RECORDS FOR THIS TASK Block Start

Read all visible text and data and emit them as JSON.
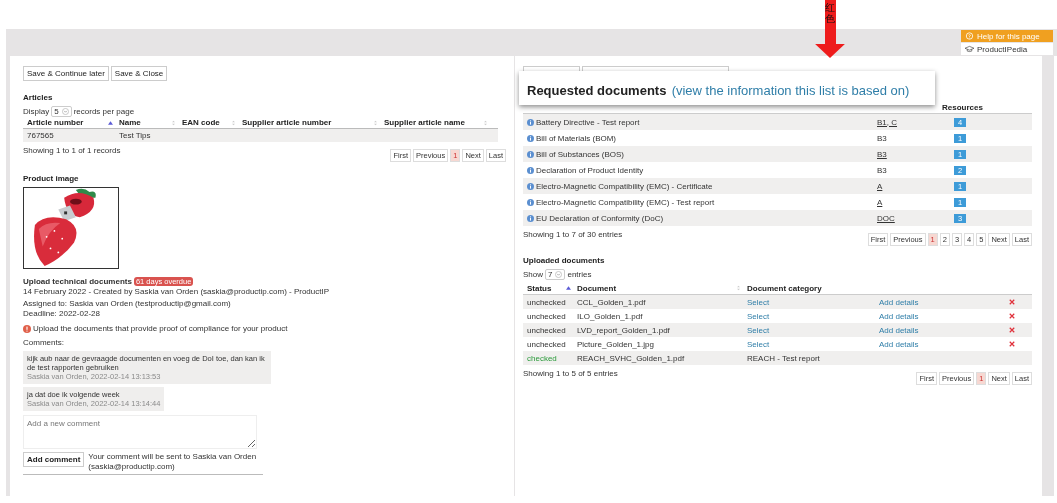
{
  "annotation": {
    "text": "红色"
  },
  "help_menu": [
    {
      "kind": "help",
      "label": "Help for this page"
    },
    {
      "kind": "pedia",
      "label": "ProductIPedia"
    }
  ],
  "left": {
    "buttons": [
      "Save & Continue later",
      "Save & Close"
    ],
    "articles": {
      "title": "Articles",
      "display_label": "Display",
      "per_page": "5",
      "per_page_suffix": "records per page",
      "columns": [
        {
          "label": "Article number",
          "sorted": true
        },
        {
          "label": "Name",
          "sorted": false
        },
        {
          "label": "EAN code",
          "sorted": false
        },
        {
          "label": "Supplier article number",
          "sorted": false
        },
        {
          "label": "Supplier article name",
          "sorted": false
        }
      ],
      "rows": [
        {
          "article_number": "767565",
          "name": "Test Tips"
        }
      ],
      "info": "Showing 1 to 1 of 1 records",
      "pagination": [
        {
          "label": "First",
          "selected": false
        },
        {
          "label": "Previous",
          "selected": false
        },
        {
          "label": "1",
          "selected": true
        },
        {
          "label": "Next",
          "selected": false
        },
        {
          "label": "Last",
          "selected": false
        }
      ]
    },
    "product_image": {
      "title": "Product image",
      "kind": "picture"
    },
    "task": {
      "title": "Upload technical documents",
      "badge": "61 days overdue",
      "created": "14 February 2022 - Created by Saskia van Orden (saskia@productip.com) - ProductIP",
      "assigned": "Assigned to: Saskia van Orden (testproductip@gmail.com)",
      "deadline": "Deadline: 2022-02-28",
      "notice": "Upload the documents that provide proof of compliance for your product"
    },
    "comments": {
      "label": "Comments:",
      "items": [
        {
          "text": "kijk aub naar de gevraagde documenten en voeg de DoI toe, dan kan ik de test rapporten gebruiken",
          "meta": "Saskia van Orden, 2022-02-14 13:13:53"
        },
        {
          "text": "ja dat doe ik volgende week",
          "meta": "Saskia van Orden, 2022-02-14 13:14:44"
        }
      ],
      "placeholder": "Add a new comment",
      "button": "Add comment",
      "note": "Your comment will be sent to Saskia van Orden (saskia@productip.com)"
    }
  },
  "right": {
    "popup": {
      "title": "Requested documents",
      "link": "(view the information this list is based on)"
    },
    "requested": {
      "resources_header": "Resources",
      "rows": [
        {
          "name": "Battery Directive - Test report",
          "code": "B1, C",
          "linked": true,
          "count": "4"
        },
        {
          "name": "Bill of Materials (BOM)",
          "code": "B3",
          "linked": false,
          "count": "1"
        },
        {
          "name": "Bill of Substances (BOS)",
          "code": "B3",
          "linked": true,
          "count": "1"
        },
        {
          "name": "Declaration of Product Identity",
          "code": "B3",
          "linked": false,
          "count": "2"
        },
        {
          "name": "Electro-Magnetic Compatibility (EMC) - Certificate",
          "code": "A",
          "linked": true,
          "count": "1"
        },
        {
          "name": "Electro-Magnetic Compatibility (EMC) - Test report",
          "code": "A",
          "linked": true,
          "count": "1"
        },
        {
          "name": "EU Declaration of Conformity (DoC)",
          "code": "DOC",
          "linked": true,
          "count": "3"
        }
      ],
      "info": "Showing 1 to 7 of 30 entries",
      "pagination": [
        {
          "label": "First",
          "selected": false
        },
        {
          "label": "Previous",
          "selected": false
        },
        {
          "label": "1",
          "selected": true
        },
        {
          "label": "2",
          "selected": false
        },
        {
          "label": "3",
          "selected": false
        },
        {
          "label": "4",
          "selected": false
        },
        {
          "label": "5",
          "selected": false
        },
        {
          "label": "Next",
          "selected": false
        },
        {
          "label": "Last",
          "selected": false
        }
      ]
    },
    "uploaded": {
      "title": "Uploaded documents",
      "show_label": "Show",
      "per_page": "7",
      "per_page_suffix": "entries",
      "columns": [
        {
          "label": "Status",
          "sorted": true
        },
        {
          "label": "Document",
          "sorted": false
        },
        {
          "label": "Document category"
        }
      ],
      "rows": [
        {
          "status": "unchecked",
          "checked": false,
          "document": "CCL_Golden_1.pdf",
          "select": "Select",
          "details": "Add details"
        },
        {
          "status": "unchecked",
          "checked": false,
          "document": "ILO_Golden_1.pdf",
          "select": "Select",
          "details": "Add details"
        },
        {
          "status": "unchecked",
          "checked": false,
          "document": "LVD_report_Golden_1.pdf",
          "select": "Select",
          "details": "Add details"
        },
        {
          "status": "unchecked",
          "checked": false,
          "document": "Picture_Golden_1.jpg",
          "select": "Select",
          "details": "Add details"
        },
        {
          "status": "checked",
          "checked": true,
          "document": "REACH_SVHC_Golden_1.pdf",
          "category": "REACH - Test report"
        }
      ],
      "info": "Showing 1 to 5 of 5 entries",
      "pagination": [
        {
          "label": "First",
          "selected": false
        },
        {
          "label": "Previous",
          "selected": false
        },
        {
          "label": "1",
          "selected": true
        },
        {
          "label": "Next",
          "selected": false
        },
        {
          "label": "Last",
          "selected": false
        }
      ]
    }
  }
}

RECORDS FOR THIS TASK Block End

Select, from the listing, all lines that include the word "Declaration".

## ANSWER FOR THIS EXERCISE
          "name": "Declaration of Product Identity",
          "name": "EU Declaration of Conformity (DoC)",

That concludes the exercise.